'As to the first question we are of opinion that it should be answered in the af6rmative. The plaintiff by delivering the 2 Promissory Notes into Court did not pay the amount of the purchase money viz., Rs. 1,000 into Court, even if it be conceded that their value was Rs 1000. The most that could be said is that be delivered the equivalent of that amount by depositing securities convertible into Rs. 1000. If a plaintiff may deposit the equivalent instead of paying. in money, there seems no reason why that equivalent should not take other forms, such as jewels, or grain or other securities, such as the Promissory Notes or bonds or mortgage deeds of private individuals. We consider that the terms of the section require that the deposit should be of money and that the plaintiff has failed to deposit money.'
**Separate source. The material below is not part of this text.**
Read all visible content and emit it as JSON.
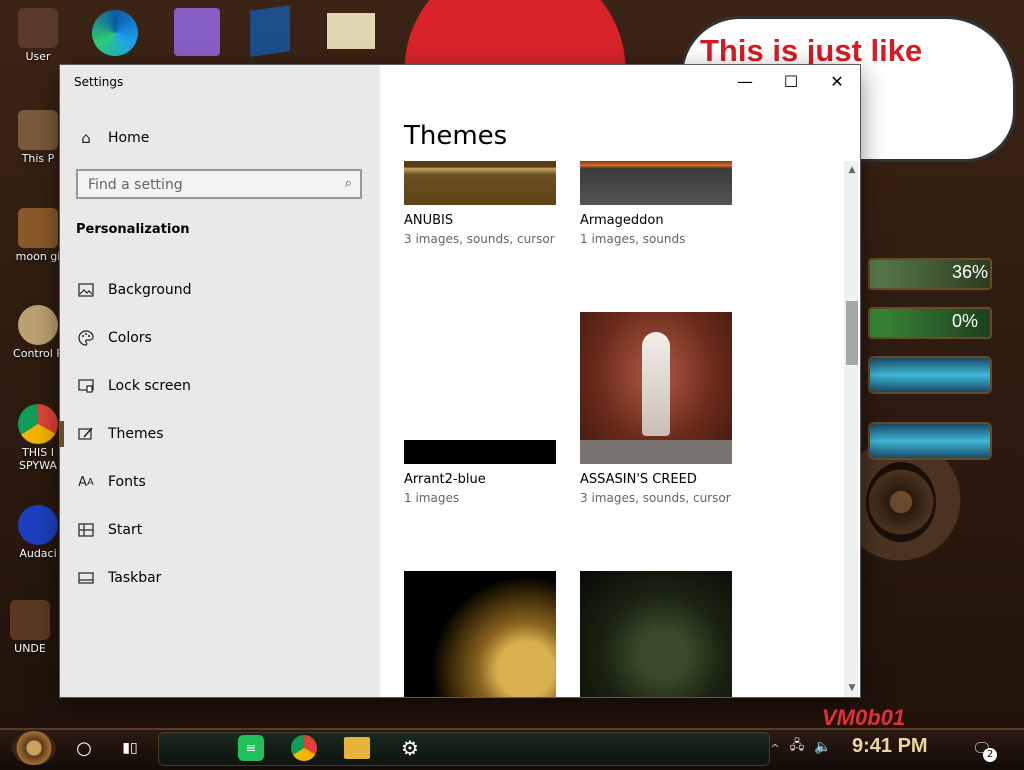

15. In my considered opinion, the promissory notes and the cheque cannot he treated on the same footing. The value of the Government promissory notes continues to fluctuate which, of course, is not the case with the amount of a cheque Besides, it cannot. be disputed that the payment by cheque is an accepted and well established mode of payment in these days in the present state of development of trade and commerce. It is too much and rather unrealistic to expect any person to carry the amount in silver coins or currency notes in his pocket even if the amount runs into lacs for the purpose of depositing in the Court or the treasury. Such a course may be even hazardous from the point of view of security. Cheque only means and connotes that the drawer of the cheque has the same amount in his account in the Bank which can be credited in the account of the drawee and by presenting the cheque the drawer does everything which is required of him to make the payment. In my view, the payment m cash or the payment through a cheque are at par. However, the result will not be the same if the drawer of the cheque does not have the amount of the cheque in his account or for any other reason, the cheque is dishonoured. In that will be sufficient compliance of the provision of law.
16. It was contended by the learned counsel. for the respondents, that in the present case the cheque was not presented by the petitioner in the Court along with the app1ication but the same was only presented to the Bank. This fact is not disputed on the other side. However, the same is immaterial. Even if the amount were deposited in the Bank, in cash, the same would not have been actually produced in the Court Tender of deposit, in cash or through cheque and the acceptance of the same by the Bank or the treasury, as the ease may be, is to be deemed the deposit before and the acceptance by the Court, as the Bank or the treasury functions and complies with the order of the Court as expressed in the chalan issued under the signature of the Presiding Officer.
17. For the reasons mentioned above, it is held that the deposit of the decretal amount was validly and legally made by the petitioner. Consequently, the execution application filed by the respondent has to be dismissed. The result is that the revision petition is allowed and the impugned order is set aside. In the peculiar circumstances of this case, there will be no order as to costs.
18. Revision allowed.